REQUIRED WORK: Please restate every entry exactly. Leave out the pictures.
** Opening DATASET RECORDS block **
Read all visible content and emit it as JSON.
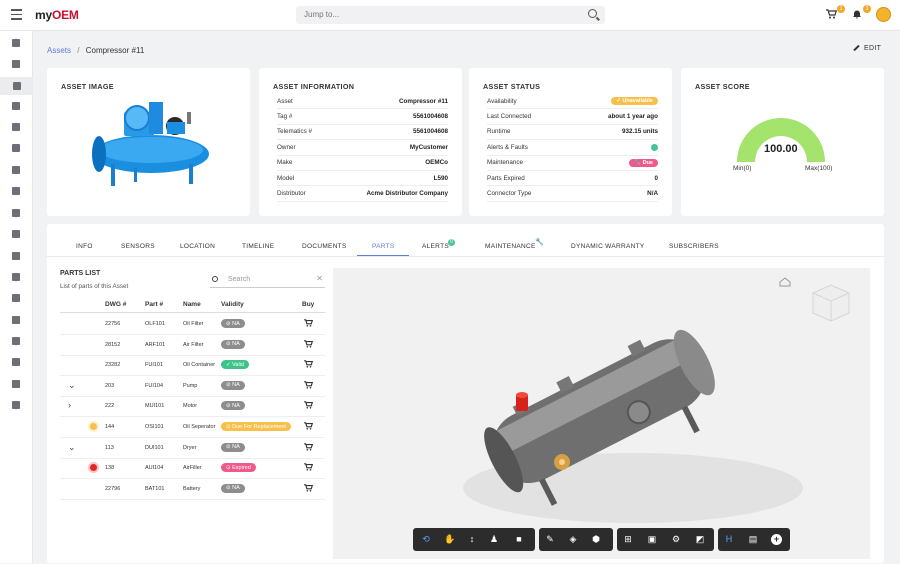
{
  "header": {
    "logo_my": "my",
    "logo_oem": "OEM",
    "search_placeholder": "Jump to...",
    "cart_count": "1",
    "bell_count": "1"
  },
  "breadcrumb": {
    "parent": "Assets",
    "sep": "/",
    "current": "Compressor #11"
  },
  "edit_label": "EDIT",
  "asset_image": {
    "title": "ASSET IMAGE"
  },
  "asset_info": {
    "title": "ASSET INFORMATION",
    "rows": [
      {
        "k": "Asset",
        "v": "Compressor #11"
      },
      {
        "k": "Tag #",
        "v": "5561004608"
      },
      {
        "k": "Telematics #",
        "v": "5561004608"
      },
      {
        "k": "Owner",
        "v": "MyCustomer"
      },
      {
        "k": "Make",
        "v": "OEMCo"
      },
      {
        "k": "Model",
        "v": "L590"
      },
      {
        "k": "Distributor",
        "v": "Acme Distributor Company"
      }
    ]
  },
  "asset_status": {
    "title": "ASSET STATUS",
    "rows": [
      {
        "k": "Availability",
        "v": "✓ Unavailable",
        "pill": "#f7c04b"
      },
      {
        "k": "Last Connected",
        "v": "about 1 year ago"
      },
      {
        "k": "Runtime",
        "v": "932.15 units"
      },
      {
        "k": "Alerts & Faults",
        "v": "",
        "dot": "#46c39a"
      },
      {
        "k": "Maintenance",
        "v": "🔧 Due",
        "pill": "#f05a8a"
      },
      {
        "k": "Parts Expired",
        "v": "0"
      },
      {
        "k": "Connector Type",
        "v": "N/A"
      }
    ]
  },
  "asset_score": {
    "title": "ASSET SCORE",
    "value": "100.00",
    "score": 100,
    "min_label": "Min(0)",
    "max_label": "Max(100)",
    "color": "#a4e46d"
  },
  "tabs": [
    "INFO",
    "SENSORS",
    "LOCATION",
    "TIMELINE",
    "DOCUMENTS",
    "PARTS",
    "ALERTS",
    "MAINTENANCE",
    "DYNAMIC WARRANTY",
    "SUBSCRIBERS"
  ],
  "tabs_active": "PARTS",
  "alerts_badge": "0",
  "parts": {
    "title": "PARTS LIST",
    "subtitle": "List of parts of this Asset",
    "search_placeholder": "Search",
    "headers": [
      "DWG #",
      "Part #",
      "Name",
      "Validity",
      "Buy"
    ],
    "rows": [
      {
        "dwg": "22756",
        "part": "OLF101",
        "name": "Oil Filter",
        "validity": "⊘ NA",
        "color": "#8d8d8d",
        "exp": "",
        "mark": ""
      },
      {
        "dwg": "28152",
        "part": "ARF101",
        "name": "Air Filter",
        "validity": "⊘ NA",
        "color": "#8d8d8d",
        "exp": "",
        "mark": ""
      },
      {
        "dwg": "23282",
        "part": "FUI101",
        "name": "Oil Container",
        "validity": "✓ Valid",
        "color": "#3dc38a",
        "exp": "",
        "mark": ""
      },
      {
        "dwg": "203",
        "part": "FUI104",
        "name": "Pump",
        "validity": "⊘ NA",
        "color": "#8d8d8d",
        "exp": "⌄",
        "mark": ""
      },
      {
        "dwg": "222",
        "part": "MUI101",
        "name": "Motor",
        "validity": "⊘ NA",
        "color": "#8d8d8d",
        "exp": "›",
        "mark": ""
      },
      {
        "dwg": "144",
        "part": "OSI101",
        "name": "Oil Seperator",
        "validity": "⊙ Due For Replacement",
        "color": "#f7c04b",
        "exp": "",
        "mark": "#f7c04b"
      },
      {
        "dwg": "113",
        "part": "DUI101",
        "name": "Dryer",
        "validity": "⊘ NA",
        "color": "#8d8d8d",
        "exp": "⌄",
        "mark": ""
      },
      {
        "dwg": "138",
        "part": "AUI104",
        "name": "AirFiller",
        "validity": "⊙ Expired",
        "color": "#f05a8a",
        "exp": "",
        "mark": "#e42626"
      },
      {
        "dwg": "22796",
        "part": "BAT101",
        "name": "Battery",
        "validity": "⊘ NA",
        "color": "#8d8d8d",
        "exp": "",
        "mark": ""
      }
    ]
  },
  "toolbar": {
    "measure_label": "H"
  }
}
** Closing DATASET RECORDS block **
EXERCISE RESULT:
Read all visible content and emit it as JSON.
{
  "header": {
    "logo_my": "my",
    "logo_oem": "OEM",
    "search_placeholder": "Jump to...",
    "cart_count": "1",
    "bell_count": "1"
  },
  "breadcrumb": {
    "parent": "Assets",
    "sep": "/",
    "current": "Compressor #11"
  },
  "edit_label": "EDIT",
  "asset_image": {
    "title": "ASSET IMAGE"
  },
  "asset_info": {
    "title": "ASSET INFORMATION",
    "rows": [
      {
        "k": "Asset",
        "v": "Compressor #11"
      },
      {
        "k": "Tag #",
        "v": "5561004608"
      },
      {
        "k": "Telematics #",
        "v": "5561004608"
      },
      {
        "k": "Owner",
        "v": "MyCustomer"
      },
      {
        "k": "Make",
        "v": "OEMCo"
      },
      {
        "k": "Model",
        "v": "L590"
      },
      {
        "k": "Distributor",
        "v": "Acme Distributor Company"
      }
    ]
  },
  "asset_status": {
    "title": "ASSET STATUS",
    "rows": [
      {
        "k": "Availability",
        "v": "✓ Unavailable",
        "pill": "#f7c04b"
      },
      {
        "k": "Last Connected",
        "v": "about 1 year ago"
      },
      {
        "k": "Runtime",
        "v": "932.15 units"
      },
      {
        "k": "Alerts & Faults",
        "v": "",
        "dot": "#46c39a"
      },
      {
        "k": "Maintenance",
        "v": "🔧 Due",
        "pill": "#f05a8a"
      },
      {
        "k": "Parts Expired",
        "v": "0"
      },
      {
        "k": "Connector Type",
        "v": "N/A"
      }
    ]
  },
  "asset_score": {
    "title": "ASSET SCORE",
    "value": "100.00",
    "score": 100,
    "min_label": "Min(0)",
    "max_label": "Max(100)",
    "color": "#a4e46d"
  },
  "tabs": [
    "INFO",
    "SENSORS",
    "LOCATION",
    "TIMELINE",
    "DOCUMENTS",
    "PARTS",
    "ALERTS",
    "MAINTENANCE",
    "DYNAMIC WARRANTY",
    "SUBSCRIBERS"
  ],
  "tabs_active": "PARTS",
  "alerts_badge": "0",
  "parts": {
    "title": "PARTS LIST",
    "subtitle": "List of parts of this Asset",
    "search_placeholder": "Search",
    "headers": [
      "DWG #",
      "Part #",
      "Name",
      "Validity",
      "Buy"
    ],
    "rows": [
      {
        "dwg": "22756",
        "part": "OLF101",
        "name": "Oil Filter",
        "validity": "⊘ NA",
        "color": "#8d8d8d",
        "exp": "",
        "mark": ""
      },
      {
        "dwg": "28152",
        "part": "ARF101",
        "name": "Air Filter",
        "validity": "⊘ NA",
        "color": "#8d8d8d",
        "exp": "",
        "mark": ""
      },
      {
        "dwg": "23282",
        "part": "FUI101",
        "name": "Oil Container",
        "validity": "✓ Valid",
        "color": "#3dc38a",
        "exp": "",
        "mark": ""
      },
      {
        "dwg": "203",
        "part": "FUI104",
        "name": "Pump",
        "validity": "⊘ NA",
        "color": "#8d8d8d",
        "exp": "⌄",
        "mark": ""
      },
      {
        "dwg": "222",
        "part": "MUI101",
        "name": "Motor",
        "validity": "⊘ NA",
        "color": "#8d8d8d",
        "exp": "›",
        "mark": ""
      },
      {
        "dwg": "144",
        "part": "OSI101",
        "name": "Oil Seperator",
        "validity": "⊙ Due For Replacement",
        "color": "#f7c04b",
        "exp": "",
        "mark": "#f7c04b"
      },
      {
        "dwg": "113",
        "part": "DUI101",
        "name": "Dryer",
        "validity": "⊘ NA",
        "color": "#8d8d8d",
        "exp": "⌄",
        "mark": ""
      },
      {
        "dwg": "138",
        "part": "AUI104",
        "name": "AirFiller",
        "validity": "⊙ Expired",
        "color": "#f05a8a",
        "exp": "",
        "mark": "#e42626"
      },
      {
        "dwg": "22796",
        "part": "BAT101",
        "name": "Battery",
        "validity": "⊘ NA",
        "color": "#8d8d8d",
        "exp": "",
        "mark": ""
      }
    ]
  },
  "toolbar": {
    "measure_label": "H"
  }
}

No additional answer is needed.